→ Work item
Please reproduce the entries below exactly from the line holding "Enumerate this screenshot's" through the last line, both included, and omit any pictures.

→ Supplied material

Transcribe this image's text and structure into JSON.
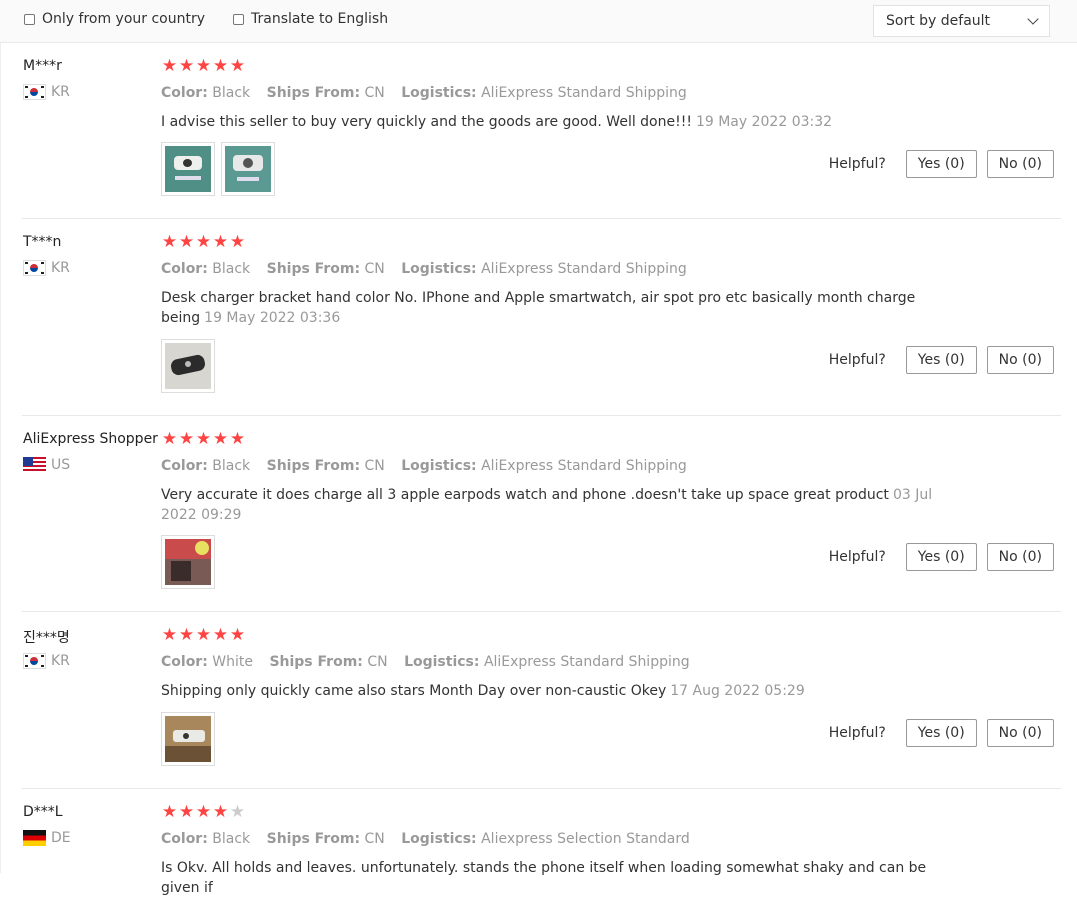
{
  "filters": {
    "only_country": "Only from your country",
    "translate": "Translate to English",
    "sort": "Sort by default"
  },
  "labels": {
    "color": "Color:",
    "ships_from": "Ships From:",
    "logistics": "Logistics:",
    "helpful": "Helpful?"
  },
  "reviews": [
    {
      "user": "M***r",
      "country": "KR",
      "rating": 5,
      "color": "Black",
      "ships_from": "CN",
      "logistics": "AliExpress Standard Shipping",
      "text": "I advise this seller to buy very quickly and the goods are good. Well done!!!",
      "date": "19 May 2022 03:32",
      "yes": "Yes (0)",
      "no": "No (0)"
    },
    {
      "user": "T***n",
      "country": "KR",
      "rating": 5,
      "color": "Black",
      "ships_from": "CN",
      "logistics": "AliExpress Standard Shipping",
      "text": "Desk charger bracket hand color No. IPhone and Apple smartwatch, air spot pro etc basically month charge being",
      "date": "19 May 2022 03:36",
      "yes": "Yes (0)",
      "no": "No (0)"
    },
    {
      "user": "AliExpress Shopper",
      "country": "US",
      "rating": 5,
      "color": "Black",
      "ships_from": "CN",
      "logistics": "AliExpress Standard Shipping",
      "text": "Very accurate it does charge all 3 apple earpods watch and phone .doesn't take up space great product",
      "date": "03 Jul 2022 09:29",
      "yes": "Yes (0)",
      "no": "No (0)"
    },
    {
      "user": "진***명",
      "country": "KR",
      "rating": 5,
      "color": "White",
      "ships_from": "CN",
      "logistics": "AliExpress Standard Shipping",
      "text": "Shipping only quickly came also stars Month Day over non-caustic Okey",
      "date": "17 Aug 2022 05:29",
      "yes": "Yes (0)",
      "no": "No (0)"
    },
    {
      "user": "D***L",
      "country": "DE",
      "rating": 4,
      "color": "Black",
      "ships_from": "CN",
      "logistics": "Aliexpress Selection Standard",
      "text": "Is Okv. All holds and leaves. unfortunately. stands the phone itself when loading somewhat shaky and can be given if",
      "date": ""
    }
  ],
  "colors": {
    "star": "#ff4444",
    "star_off": "#cccccc",
    "muted": "#999999"
  }
}
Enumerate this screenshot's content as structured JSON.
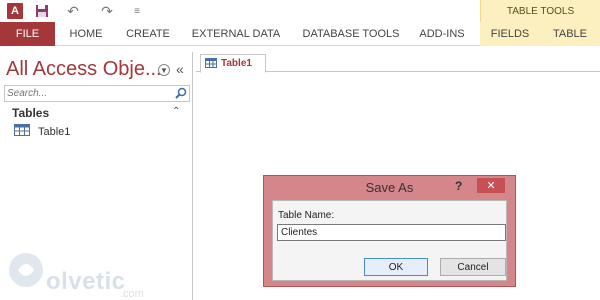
{
  "quick_access": {
    "app_icon_letter": "A",
    "undo_glyph": "↶",
    "redo_glyph": "↷",
    "customize_glyph": "≡"
  },
  "contextual_group": {
    "label": "TABLE TOOLS"
  },
  "ribbon": {
    "tabs": [
      "FILE",
      "HOME",
      "CREATE",
      "EXTERNAL DATA",
      "DATABASE TOOLS",
      "ADD-INS",
      "FIELDS",
      "TABLE"
    ]
  },
  "nav_pane": {
    "title": "All Access Obje...",
    "collapse_glyph": "«",
    "search_placeholder": "Search...",
    "group": {
      "label": "Tables",
      "toggle_glyph": "⌃"
    },
    "items": [
      {
        "label": "Table1"
      }
    ]
  },
  "document": {
    "tab_label": "Table1"
  },
  "dialog": {
    "title": "Save As",
    "help_glyph": "?",
    "close_glyph": "✕",
    "field_label": "Table Name:",
    "field_value": "Clientes",
    "ok_label": "OK",
    "cancel_label": "Cancel"
  },
  "watermark": {
    "text": "olvetic",
    "domain": ".com"
  },
  "colors": {
    "accent": "#a4373a",
    "contextual": "#fdf0c0",
    "dialog_frame": "#d4868a",
    "close_button": "#c75055"
  }
}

→ Answer section
Enumerate this screenshot's content as structured JSON.
{
  "quick_access": {
    "app_icon_letter": "A",
    "undo_glyph": "↶",
    "redo_glyph": "↷",
    "customize_glyph": "≡"
  },
  "contextual_group": {
    "label": "TABLE TOOLS"
  },
  "ribbon": {
    "tabs": [
      "FILE",
      "HOME",
      "CREATE",
      "EXTERNAL DATA",
      "DATABASE TOOLS",
      "ADD-INS",
      "FIELDS",
      "TABLE"
    ]
  },
  "nav_pane": {
    "title": "All Access Obje...",
    "collapse_glyph": "«",
    "search_placeholder": "Search...",
    "group": {
      "label": "Tables",
      "toggle_glyph": "⌃"
    },
    "items": [
      {
        "label": "Table1"
      }
    ]
  },
  "document": {
    "tab_label": "Table1"
  },
  "dialog": {
    "title": "Save As",
    "help_glyph": "?",
    "close_glyph": "✕",
    "field_label": "Table Name:",
    "field_value": "Clientes",
    "ok_label": "OK",
    "cancel_label": "Cancel"
  },
  "watermark": {
    "text": "olvetic",
    "domain": ".com"
  },
  "colors": {
    "accent": "#a4373a",
    "contextual": "#fdf0c0",
    "dialog_frame": "#d4868a",
    "close_button": "#c75055"
  }
}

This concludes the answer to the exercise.